The list was compiled in support of The Great American Read, an upcoming PBS series about the joys of reading. Set to premiere on May 22, the eight-part series will introduce the "100 best-loved novels" and feature interviews with famous authors, comedians, actors, athletes, and more. A few of the featured guests will include George Lopez, Seth Meyers, Venus Williams, and James Patterson. Gone Girl author Gillian Flynn, A Game of Thrones author George R.R. Martin, and The Brief Wondrous Life of Oscar Wao author Junot Díaz, all of whom have books on the list, will also make appearances.

On the day of the series premiere, PBS will launch a round of voting to determine "America’s Best-Loved Novel." Viewers across the country will have the chance to choose their favorite book from the list of 100 and place their vote online, or through Facebook or Twitter using the #GreatReadPBS hashtag. The winner will be announced this fall.

The oldest book on the list is Don Quixote, a classic Spanish novel by Miguel de Cervantes (1603), while the newest is Ghost (2016), a young adult book by Jason Reynolds. The list includes authors from 15 different countries, and the books span several genres.

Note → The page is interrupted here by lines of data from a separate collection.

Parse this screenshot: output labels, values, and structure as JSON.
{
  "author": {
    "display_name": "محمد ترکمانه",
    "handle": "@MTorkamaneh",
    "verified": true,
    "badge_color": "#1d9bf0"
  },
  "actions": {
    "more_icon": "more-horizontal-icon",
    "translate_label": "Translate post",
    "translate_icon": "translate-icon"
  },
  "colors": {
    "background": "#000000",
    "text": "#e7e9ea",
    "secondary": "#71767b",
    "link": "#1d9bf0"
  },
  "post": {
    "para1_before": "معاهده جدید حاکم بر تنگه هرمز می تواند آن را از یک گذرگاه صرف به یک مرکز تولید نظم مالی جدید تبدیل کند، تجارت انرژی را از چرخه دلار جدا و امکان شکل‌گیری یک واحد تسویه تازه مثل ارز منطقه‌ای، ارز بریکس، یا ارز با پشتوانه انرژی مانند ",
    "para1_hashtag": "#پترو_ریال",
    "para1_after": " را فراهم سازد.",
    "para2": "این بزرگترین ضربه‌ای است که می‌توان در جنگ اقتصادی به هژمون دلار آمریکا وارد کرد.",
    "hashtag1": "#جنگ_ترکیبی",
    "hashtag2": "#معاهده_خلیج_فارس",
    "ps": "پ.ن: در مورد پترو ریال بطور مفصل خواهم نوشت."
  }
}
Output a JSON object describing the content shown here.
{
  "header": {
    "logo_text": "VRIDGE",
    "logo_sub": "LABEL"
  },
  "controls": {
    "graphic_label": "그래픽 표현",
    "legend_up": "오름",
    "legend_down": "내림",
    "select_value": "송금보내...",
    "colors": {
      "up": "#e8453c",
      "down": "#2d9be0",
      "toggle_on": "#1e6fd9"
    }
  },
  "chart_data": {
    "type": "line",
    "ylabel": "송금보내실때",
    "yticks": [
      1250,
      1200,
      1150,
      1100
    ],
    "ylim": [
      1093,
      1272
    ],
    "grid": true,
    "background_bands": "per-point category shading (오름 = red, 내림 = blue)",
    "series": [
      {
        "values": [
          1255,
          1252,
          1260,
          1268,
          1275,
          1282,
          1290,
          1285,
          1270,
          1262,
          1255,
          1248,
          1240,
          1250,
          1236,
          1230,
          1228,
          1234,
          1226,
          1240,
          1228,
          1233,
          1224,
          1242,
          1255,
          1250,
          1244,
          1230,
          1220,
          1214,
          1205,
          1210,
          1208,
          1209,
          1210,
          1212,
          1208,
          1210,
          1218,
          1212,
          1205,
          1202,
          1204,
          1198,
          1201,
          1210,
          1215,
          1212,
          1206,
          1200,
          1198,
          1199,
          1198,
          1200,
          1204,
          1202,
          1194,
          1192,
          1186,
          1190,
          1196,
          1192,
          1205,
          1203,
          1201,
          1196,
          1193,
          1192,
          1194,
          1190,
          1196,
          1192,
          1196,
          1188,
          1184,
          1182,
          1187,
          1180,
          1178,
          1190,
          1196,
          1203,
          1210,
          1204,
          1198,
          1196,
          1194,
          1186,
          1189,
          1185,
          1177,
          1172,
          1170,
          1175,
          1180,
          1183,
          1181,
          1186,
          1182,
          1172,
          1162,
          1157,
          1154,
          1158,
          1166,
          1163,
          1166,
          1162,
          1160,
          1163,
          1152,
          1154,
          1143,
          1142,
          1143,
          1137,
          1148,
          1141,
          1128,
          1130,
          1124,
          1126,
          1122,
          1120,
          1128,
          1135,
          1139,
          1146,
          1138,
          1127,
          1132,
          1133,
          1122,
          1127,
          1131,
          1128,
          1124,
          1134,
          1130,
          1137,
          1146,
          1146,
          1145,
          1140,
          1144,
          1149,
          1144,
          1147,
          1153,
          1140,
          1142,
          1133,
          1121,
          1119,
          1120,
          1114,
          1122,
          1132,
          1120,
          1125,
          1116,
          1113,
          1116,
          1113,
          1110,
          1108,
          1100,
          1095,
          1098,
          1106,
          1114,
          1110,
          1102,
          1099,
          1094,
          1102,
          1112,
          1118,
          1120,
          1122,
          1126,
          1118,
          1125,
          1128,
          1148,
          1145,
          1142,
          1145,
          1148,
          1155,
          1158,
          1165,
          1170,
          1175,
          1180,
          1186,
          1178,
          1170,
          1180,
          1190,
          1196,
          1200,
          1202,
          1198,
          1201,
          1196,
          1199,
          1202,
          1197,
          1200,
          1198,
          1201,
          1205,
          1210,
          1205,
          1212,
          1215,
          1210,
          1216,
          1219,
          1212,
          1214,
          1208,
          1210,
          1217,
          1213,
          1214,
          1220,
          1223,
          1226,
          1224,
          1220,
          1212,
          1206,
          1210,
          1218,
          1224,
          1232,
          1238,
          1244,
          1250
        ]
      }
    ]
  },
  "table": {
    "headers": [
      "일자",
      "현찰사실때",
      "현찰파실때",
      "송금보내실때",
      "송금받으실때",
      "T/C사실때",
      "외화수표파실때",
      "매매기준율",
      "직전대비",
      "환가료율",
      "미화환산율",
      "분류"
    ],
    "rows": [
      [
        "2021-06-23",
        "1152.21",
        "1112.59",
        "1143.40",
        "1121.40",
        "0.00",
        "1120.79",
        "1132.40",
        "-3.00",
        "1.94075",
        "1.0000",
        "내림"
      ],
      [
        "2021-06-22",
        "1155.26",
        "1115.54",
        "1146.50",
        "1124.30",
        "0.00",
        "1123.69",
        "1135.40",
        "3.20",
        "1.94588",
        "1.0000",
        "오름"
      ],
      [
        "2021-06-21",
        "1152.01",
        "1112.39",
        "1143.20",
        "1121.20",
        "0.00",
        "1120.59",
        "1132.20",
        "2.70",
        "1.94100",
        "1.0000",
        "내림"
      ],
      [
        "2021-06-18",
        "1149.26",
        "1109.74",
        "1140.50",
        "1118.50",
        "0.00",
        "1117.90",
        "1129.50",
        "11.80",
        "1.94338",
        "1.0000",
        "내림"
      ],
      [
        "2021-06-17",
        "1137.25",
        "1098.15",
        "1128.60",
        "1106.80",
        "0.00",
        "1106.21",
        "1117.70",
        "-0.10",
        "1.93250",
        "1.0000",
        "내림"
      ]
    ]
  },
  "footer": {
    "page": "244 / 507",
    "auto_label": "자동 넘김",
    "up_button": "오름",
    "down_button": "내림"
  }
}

Many of the novels are staples on high school summer reading lists, including 1984, The Great Gatsby, The Catcher in the Rye, and To Kill a Mockingbird.

Scroll down for the full list of America's favorite books, arranged in alphabetical order.

1984
A Confederacy of Dunces
A Game of Thrones
A Prayer for Owen Meany
A Separate Peace
A Tree Grows in Brooklyn
The Adventures of Tom Sawyer
The Alchemist
Alex Cross Mysteries (series)
Alice's Adventures in Wonderland
Americanah
And Then There Were None
Anne of Green Gables
Another Country
Atlas Shrugged
Beloved
Bless Me, Ultima
The Book Thief
The Brief Wondrous Life of Oscar Wao
The Call of the Wild
Catch-22
The Catcher in the Rye
Charlotte's Web
The Chronicles of Narnia
The Clan of the Cave Bear
The Coldest Winter Ever
The Color Purple
The Count of Monte Cristo
Crime and Punishment
The Curious Incident of the Dog in the Night-Time
The Da Vinci Code
Don Quixote
Doña Barbara
Dune
Fifty Shades of Grey
Flowers in the Attic
Foundation
Frankenstein
Ghost
Gilead
The Giver
The Godfather
Gone Girl
Gone with the Wind
The Grapes of Wrath
Great Expectations
The Great Gatsby
Gulliver's Travels
The Handmaid's Tale
Harry Potter (series)
Hatchet
Heart of Darkness
The Help
The Hitchhiker's Guide to the Galaxy
The Hunger Games
The Hunt for Red October
The Intuitionist
Invisible Man
Jane Eyre
The Joy Luck Club
Jurassic Park
Left Behind
The Little Prince
Little Women
Lonesome Dove
Looking for Alaska
The Lord of the Rings (series)
The Lovely Bones
The Martian
Memoirs of a Geisha
Mind Invaders
Moby Dick
The Notebook
One Hundred Years of Solitude
Outlander
The Outsiders
The Picture of Dorian Gray
The Pilgrim's Progress
The Pillars of the Earth
Pride and Prejudice
Ready Player One
Rebecca
The Shack
Siddhartha
The Sirens of Titan
The Stand
The Sun Also Rises
Swan Song
Tales of the City
Their Eyes Were Watching God
Things Fall Apart
This Present Darkness
To Kill a Mockingbird
Twilight
War and Peace
Watchers
The Wheel of Time (series)
Where the Red Fern Grows
White Teeth
Wuthering Heights

SECTIONS

arrow
LIVE SMARTER
More from mental floss studios